== Segment start ==

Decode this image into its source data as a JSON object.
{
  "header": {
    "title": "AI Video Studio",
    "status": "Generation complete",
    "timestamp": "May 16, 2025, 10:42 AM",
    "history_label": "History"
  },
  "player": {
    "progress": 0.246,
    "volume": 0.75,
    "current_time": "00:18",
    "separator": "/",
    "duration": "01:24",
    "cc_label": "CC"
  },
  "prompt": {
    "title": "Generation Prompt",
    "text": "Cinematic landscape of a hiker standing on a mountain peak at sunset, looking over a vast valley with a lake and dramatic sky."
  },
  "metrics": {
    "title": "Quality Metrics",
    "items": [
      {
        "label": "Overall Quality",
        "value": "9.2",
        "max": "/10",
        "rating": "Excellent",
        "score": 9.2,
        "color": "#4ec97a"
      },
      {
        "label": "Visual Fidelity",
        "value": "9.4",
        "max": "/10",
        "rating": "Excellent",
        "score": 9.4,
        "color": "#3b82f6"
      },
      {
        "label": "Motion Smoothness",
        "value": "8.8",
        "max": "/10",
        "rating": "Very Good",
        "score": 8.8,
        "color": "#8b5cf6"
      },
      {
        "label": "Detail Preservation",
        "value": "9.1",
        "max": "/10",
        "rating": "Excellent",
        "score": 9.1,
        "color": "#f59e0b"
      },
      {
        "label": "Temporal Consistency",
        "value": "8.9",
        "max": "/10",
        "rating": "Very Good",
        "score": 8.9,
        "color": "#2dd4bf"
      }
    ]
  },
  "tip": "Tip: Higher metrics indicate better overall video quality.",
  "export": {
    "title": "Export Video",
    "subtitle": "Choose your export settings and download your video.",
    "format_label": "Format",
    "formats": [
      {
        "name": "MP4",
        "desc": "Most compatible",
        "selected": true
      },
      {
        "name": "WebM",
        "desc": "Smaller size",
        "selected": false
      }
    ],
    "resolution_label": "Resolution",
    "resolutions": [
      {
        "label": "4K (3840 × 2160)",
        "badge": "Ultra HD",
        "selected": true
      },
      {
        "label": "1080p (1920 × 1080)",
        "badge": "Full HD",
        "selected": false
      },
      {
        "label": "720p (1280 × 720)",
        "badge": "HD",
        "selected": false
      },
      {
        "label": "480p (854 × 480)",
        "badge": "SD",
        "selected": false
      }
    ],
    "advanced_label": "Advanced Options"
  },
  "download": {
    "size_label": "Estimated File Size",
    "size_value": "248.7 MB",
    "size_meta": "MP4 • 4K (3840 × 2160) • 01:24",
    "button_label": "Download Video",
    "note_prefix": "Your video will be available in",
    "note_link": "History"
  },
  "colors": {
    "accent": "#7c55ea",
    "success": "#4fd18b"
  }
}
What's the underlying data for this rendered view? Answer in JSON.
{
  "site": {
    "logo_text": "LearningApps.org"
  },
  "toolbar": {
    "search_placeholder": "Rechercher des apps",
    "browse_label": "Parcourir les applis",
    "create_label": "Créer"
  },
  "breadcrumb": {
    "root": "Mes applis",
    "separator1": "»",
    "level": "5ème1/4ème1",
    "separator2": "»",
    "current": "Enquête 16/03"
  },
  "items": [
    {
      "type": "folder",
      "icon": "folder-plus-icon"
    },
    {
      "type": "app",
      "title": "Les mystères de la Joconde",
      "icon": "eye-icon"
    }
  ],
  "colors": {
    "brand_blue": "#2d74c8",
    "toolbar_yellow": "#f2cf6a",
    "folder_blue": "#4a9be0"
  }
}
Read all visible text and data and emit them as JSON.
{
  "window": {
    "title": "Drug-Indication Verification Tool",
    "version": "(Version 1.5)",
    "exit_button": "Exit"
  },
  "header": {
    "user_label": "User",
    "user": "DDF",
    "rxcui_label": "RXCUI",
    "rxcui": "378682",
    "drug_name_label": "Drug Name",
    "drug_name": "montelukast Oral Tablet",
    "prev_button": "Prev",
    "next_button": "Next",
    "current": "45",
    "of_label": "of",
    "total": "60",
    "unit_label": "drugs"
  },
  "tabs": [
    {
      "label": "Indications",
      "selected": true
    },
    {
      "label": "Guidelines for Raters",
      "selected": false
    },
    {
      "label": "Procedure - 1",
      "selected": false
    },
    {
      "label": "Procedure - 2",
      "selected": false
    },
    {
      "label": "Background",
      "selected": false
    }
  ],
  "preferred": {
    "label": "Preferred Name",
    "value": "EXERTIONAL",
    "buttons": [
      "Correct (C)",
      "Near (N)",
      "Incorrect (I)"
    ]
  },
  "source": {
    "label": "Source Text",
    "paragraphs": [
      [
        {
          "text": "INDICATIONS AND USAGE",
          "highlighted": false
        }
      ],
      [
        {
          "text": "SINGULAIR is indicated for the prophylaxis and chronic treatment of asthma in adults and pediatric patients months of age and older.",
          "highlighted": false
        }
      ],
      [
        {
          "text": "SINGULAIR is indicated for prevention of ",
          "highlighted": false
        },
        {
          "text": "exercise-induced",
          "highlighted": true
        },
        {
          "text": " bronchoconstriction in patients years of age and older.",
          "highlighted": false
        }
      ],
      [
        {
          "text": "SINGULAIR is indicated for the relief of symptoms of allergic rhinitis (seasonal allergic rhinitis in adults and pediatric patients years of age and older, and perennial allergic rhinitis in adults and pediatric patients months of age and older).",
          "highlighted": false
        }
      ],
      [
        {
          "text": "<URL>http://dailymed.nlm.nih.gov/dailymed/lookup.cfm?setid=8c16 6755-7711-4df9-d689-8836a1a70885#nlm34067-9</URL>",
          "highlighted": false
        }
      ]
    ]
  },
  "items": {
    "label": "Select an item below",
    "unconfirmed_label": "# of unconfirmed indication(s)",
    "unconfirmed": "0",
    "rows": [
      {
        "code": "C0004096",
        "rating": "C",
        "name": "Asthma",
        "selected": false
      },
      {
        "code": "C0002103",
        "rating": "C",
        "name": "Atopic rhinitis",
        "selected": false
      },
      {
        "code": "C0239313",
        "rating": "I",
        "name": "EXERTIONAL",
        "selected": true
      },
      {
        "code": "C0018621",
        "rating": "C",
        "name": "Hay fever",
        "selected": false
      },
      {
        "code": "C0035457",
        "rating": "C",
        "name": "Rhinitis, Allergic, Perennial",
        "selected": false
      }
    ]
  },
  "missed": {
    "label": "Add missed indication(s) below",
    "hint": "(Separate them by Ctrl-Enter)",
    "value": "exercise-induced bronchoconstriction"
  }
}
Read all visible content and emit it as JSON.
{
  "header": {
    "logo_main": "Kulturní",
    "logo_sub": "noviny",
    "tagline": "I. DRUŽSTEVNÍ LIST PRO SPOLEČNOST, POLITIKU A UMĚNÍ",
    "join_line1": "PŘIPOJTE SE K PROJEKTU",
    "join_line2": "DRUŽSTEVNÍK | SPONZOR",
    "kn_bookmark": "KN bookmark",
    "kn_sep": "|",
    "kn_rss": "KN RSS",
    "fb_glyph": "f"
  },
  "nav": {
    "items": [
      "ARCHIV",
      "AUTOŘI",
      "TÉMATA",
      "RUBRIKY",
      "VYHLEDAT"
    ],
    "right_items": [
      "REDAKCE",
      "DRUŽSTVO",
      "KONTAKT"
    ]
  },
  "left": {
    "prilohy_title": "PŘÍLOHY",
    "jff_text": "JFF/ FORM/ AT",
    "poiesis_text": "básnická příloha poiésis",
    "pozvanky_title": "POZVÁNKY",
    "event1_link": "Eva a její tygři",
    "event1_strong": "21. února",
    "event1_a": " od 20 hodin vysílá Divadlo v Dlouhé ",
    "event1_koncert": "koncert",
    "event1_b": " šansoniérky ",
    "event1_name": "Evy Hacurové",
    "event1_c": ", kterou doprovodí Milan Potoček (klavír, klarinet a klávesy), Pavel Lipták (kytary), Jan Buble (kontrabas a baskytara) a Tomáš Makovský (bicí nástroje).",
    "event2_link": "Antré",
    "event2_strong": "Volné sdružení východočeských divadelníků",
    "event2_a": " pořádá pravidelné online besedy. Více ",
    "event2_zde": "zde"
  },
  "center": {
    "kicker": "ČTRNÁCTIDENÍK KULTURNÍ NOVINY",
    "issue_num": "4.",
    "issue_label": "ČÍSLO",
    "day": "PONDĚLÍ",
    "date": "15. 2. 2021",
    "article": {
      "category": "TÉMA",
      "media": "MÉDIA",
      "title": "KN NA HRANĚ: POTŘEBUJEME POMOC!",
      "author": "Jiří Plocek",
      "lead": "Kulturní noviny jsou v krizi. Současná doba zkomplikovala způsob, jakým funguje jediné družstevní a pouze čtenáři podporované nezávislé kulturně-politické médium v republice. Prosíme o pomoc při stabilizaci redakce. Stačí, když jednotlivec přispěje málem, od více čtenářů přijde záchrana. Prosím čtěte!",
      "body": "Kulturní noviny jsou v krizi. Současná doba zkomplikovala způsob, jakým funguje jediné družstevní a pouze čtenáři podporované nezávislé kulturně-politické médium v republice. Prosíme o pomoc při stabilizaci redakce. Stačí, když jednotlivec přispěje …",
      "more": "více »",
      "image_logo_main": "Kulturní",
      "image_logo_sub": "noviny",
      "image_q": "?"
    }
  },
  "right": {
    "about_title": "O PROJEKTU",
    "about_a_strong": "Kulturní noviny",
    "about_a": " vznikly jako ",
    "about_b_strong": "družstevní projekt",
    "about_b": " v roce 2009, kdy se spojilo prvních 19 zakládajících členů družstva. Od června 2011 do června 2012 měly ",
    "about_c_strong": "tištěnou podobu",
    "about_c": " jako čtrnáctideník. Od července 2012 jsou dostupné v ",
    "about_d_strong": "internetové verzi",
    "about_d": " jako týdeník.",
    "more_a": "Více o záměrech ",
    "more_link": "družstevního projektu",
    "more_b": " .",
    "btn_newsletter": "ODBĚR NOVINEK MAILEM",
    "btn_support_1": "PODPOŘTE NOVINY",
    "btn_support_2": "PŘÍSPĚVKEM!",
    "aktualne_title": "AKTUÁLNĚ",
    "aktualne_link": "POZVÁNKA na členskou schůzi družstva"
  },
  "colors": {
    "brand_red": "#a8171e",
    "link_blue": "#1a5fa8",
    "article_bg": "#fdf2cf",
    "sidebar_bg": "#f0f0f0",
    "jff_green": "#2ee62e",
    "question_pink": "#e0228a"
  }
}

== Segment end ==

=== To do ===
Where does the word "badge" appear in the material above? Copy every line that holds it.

=== Solved exercise ===
        "badge": "Ultra HD",
        "badge": "Full HD",
        "badge": "HD",
        "badge": "SD",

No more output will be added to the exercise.